§ **Problem details**: Word for word, reproduce the data that follows.

§ **Dataset excerpts**:
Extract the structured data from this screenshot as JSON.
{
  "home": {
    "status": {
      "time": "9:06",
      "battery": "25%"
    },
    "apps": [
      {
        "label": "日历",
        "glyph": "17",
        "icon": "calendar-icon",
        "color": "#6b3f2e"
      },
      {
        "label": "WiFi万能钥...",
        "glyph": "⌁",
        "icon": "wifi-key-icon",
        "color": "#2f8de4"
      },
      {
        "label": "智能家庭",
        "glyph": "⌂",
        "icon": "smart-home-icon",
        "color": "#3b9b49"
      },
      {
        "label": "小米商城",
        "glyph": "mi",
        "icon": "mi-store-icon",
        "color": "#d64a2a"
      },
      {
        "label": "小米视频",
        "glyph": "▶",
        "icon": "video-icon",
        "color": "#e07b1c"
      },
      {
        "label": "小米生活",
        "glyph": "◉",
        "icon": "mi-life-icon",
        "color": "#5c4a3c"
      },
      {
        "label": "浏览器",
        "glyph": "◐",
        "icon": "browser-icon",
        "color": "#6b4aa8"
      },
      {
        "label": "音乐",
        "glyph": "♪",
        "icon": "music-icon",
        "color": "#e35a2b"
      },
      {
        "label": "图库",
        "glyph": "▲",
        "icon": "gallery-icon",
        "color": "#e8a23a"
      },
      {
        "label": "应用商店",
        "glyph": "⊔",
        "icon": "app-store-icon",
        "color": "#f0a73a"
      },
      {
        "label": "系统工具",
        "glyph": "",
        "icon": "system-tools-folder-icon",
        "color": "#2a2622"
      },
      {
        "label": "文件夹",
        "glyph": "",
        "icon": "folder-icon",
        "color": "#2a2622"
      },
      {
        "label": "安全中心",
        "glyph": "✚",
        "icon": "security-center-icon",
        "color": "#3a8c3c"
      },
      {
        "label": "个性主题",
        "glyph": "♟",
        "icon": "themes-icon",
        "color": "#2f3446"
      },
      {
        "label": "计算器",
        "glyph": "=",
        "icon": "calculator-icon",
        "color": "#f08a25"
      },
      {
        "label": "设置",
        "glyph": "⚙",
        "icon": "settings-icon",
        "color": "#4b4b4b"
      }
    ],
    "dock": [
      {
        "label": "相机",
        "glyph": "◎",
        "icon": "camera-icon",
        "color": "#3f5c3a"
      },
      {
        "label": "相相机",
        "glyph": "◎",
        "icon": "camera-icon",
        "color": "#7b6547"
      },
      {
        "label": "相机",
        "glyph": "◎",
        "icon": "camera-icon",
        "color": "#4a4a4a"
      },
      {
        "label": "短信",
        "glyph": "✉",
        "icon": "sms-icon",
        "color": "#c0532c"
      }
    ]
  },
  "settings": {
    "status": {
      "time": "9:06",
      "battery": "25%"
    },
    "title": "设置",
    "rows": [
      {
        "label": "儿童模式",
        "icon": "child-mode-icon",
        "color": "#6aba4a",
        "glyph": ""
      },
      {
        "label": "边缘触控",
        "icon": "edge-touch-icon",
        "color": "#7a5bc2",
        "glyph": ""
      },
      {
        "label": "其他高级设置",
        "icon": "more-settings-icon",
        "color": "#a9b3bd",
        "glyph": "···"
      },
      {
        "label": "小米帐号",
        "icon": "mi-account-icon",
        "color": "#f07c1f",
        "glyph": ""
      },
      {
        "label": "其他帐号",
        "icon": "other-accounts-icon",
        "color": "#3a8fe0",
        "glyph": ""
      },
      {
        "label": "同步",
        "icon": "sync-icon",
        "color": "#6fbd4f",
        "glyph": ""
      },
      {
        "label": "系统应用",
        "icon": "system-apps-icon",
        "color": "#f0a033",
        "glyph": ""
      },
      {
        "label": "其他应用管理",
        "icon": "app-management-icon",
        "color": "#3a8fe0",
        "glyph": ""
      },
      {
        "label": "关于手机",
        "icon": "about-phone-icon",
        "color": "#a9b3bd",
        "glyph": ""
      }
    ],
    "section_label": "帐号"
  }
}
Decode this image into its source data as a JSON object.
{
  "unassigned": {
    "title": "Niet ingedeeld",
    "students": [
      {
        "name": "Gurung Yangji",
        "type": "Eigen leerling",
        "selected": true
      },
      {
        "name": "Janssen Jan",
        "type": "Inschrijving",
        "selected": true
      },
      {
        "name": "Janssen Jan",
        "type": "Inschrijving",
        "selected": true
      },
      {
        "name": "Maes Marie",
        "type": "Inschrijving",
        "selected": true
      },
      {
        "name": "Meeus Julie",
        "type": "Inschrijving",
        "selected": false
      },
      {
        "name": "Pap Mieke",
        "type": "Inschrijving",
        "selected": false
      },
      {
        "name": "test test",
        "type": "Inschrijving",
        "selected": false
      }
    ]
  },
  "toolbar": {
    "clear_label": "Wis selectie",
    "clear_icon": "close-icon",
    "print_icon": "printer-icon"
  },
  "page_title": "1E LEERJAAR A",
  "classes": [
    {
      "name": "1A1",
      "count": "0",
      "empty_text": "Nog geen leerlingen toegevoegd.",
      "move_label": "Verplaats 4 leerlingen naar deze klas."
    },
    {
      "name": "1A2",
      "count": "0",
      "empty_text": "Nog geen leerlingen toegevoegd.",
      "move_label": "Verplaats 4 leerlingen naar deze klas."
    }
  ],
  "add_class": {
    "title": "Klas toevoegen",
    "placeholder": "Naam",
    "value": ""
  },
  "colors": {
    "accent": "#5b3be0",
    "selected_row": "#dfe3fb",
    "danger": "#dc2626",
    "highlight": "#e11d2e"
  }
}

§ **Task output**:
Extract the structured data from this screenshot as JSON.
{
  "home": {
    "status": {
      "time": "9:06",
      "battery": "25%"
    },
    "apps": [
      {
        "label": "日历",
        "glyph": "17",
        "icon": "calendar-icon",
        "color": "#6b3f2e"
      },
      {
        "label": "WiFi万能钥...",
        "glyph": "⌁",
        "icon": "wifi-key-icon",
        "color": "#2f8de4"
      },
      {
        "label": "智能家庭",
        "glyph": "⌂",
        "icon": "smart-home-icon",
        "color": "#3b9b49"
      },
      {
        "label": "小米商城",
        "glyph": "mi",
        "icon": "mi-store-icon",
        "color": "#d64a2a"
      },
      {
        "label": "小米视频",
        "glyph": "▶",
        "icon": "video-icon",
        "color": "#e07b1c"
      },
      {
        "label": "小米生活",
        "glyph": "◉",
        "icon": "mi-life-icon",
        "color": "#5c4a3c"
      },
      {
        "label": "浏览器",
        "glyph": "◐",
        "icon": "browser-icon",
        "color": "#6b4aa8"
      },
      {
        "label": "音乐",
        "glyph": "♪",
        "icon": "music-icon",
        "color": "#e35a2b"
      },
      {
        "label": "图库",
        "glyph": "▲",
        "icon": "gallery-icon",
        "color": "#e8a23a"
      },
      {
        "label": "应用商店",
        "glyph": "⊔",
        "icon": "app-store-icon",
        "color": "#f0a73a"
      },
      {
        "label": "系统工具",
        "glyph": "",
        "icon": "system-tools-folder-icon",
        "color": "#2a2622"
      },
      {
        "label": "文件夹",
        "glyph": "",
        "icon": "folder-icon",
        "color": "#2a2622"
      },
      {
        "label": "安全中心",
        "glyph": "✚",
        "icon": "security-center-icon",
        "color": "#3a8c3c"
      },
      {
        "label": "个性主题",
        "glyph": "♟",
        "icon": "themes-icon",
        "color": "#2f3446"
      },
      {
        "label": "计算器",
        "glyph": "=",
        "icon": "calculator-icon",
        "color": "#f08a25"
      },
      {
        "label": "设置",
        "glyph": "⚙",
        "icon": "settings-icon",
        "color": "#4b4b4b"
      }
    ],
    "dock": [
      {
        "label": "相机",
        "glyph": "◎",
        "icon": "camera-icon",
        "color": "#3f5c3a"
      },
      {
        "label": "相相机",
        "glyph": "◎",
        "icon": "camera-icon",
        "color": "#7b6547"
      },
      {
        "label": "相机",
        "glyph": "◎",
        "icon": "camera-icon",
        "color": "#4a4a4a"
      },
      {
        "label": "短信",
        "glyph": "✉",
        "icon": "sms-icon",
        "color": "#c0532c"
      }
    ]
  },
  "settings": {
    "status": {
      "time": "9:06",
      "battery": "25%"
    },
    "title": "设置",
    "rows": [
      {
        "label": "儿童模式",
        "icon": "child-mode-icon",
        "color": "#6aba4a",
        "glyph": ""
      },
      {
        "label": "边缘触控",
        "icon": "edge-touch-icon",
        "color": "#7a5bc2",
        "glyph": ""
      },
      {
        "label": "其他高级设置",
        "icon": "more-settings-icon",
        "color": "#a9b3bd",
        "glyph": "···"
      },
      {
        "label": "小米帐号",
        "icon": "mi-account-icon",
        "color": "#f07c1f",
        "glyph": ""
      },
      {
        "label": "其他帐号",
        "icon": "other-accounts-icon",
        "color": "#3a8fe0",
        "glyph": ""
      },
      {
        "label": "同步",
        "icon": "sync-icon",
        "color": "#6fbd4f",
        "glyph": ""
      },
      {
        "label": "系统应用",
        "icon": "system-apps-icon",
        "color": "#f0a033",
        "glyph": ""
      },
      {
        "label": "其他应用管理",
        "icon": "app-management-icon",
        "color": "#3a8fe0",
        "glyph": ""
      },
      {
        "label": "关于手机",
        "icon": "about-phone-icon",
        "color": "#a9b3bd",
        "glyph": ""
      }
    ],
    "section_label": "帐号"
  }
}
Decode this image into its source data as a JSON object.
{
  "unassigned": {
    "title": "Niet ingedeeld",
    "students": [
      {
        "name": "Gurung Yangji",
        "type": "Eigen leerling",
        "selected": true
      },
      {
        "name": "Janssen Jan",
        "type": "Inschrijving",
        "selected": true
      },
      {
        "name": "Janssen Jan",
        "type": "Inschrijving",
        "selected": true
      },
      {
        "name": "Maes Marie",
        "type": "Inschrijving",
        "selected": true
      },
      {
        "name": "Meeus Julie",
        "type": "Inschrijving",
        "selected": false
      },
      {
        "name": "Pap Mieke",
        "type": "Inschrijving",
        "selected": false
      },
      {
        "name": "test test",
        "type": "Inschrijving",
        "selected": false
      }
    ]
  },
  "toolbar": {
    "clear_label": "Wis selectie",
    "clear_icon": "close-icon",
    "print_icon": "printer-icon"
  },
  "page_title": "1E LEERJAAR A",
  "classes": [
    {
      "name": "1A1",
      "count": "0",
      "empty_text": "Nog geen leerlingen toegevoegd.",
      "move_label": "Verplaats 4 leerlingen naar deze klas."
    },
    {
      "name": "1A2",
      "count": "0",
      "empty_text": "Nog geen leerlingen toegevoegd.",
      "move_label": "Verplaats 4 leerlingen naar deze klas."
    }
  ],
  "add_class": {
    "title": "Klas toevoegen",
    "placeholder": "Naam",
    "value": ""
  },
  "colors": {
    "accent": "#5b3be0",
    "selected_row": "#dfe3fb",
    "danger": "#dc2626",
    "highlight": "#e11d2e"
  }
}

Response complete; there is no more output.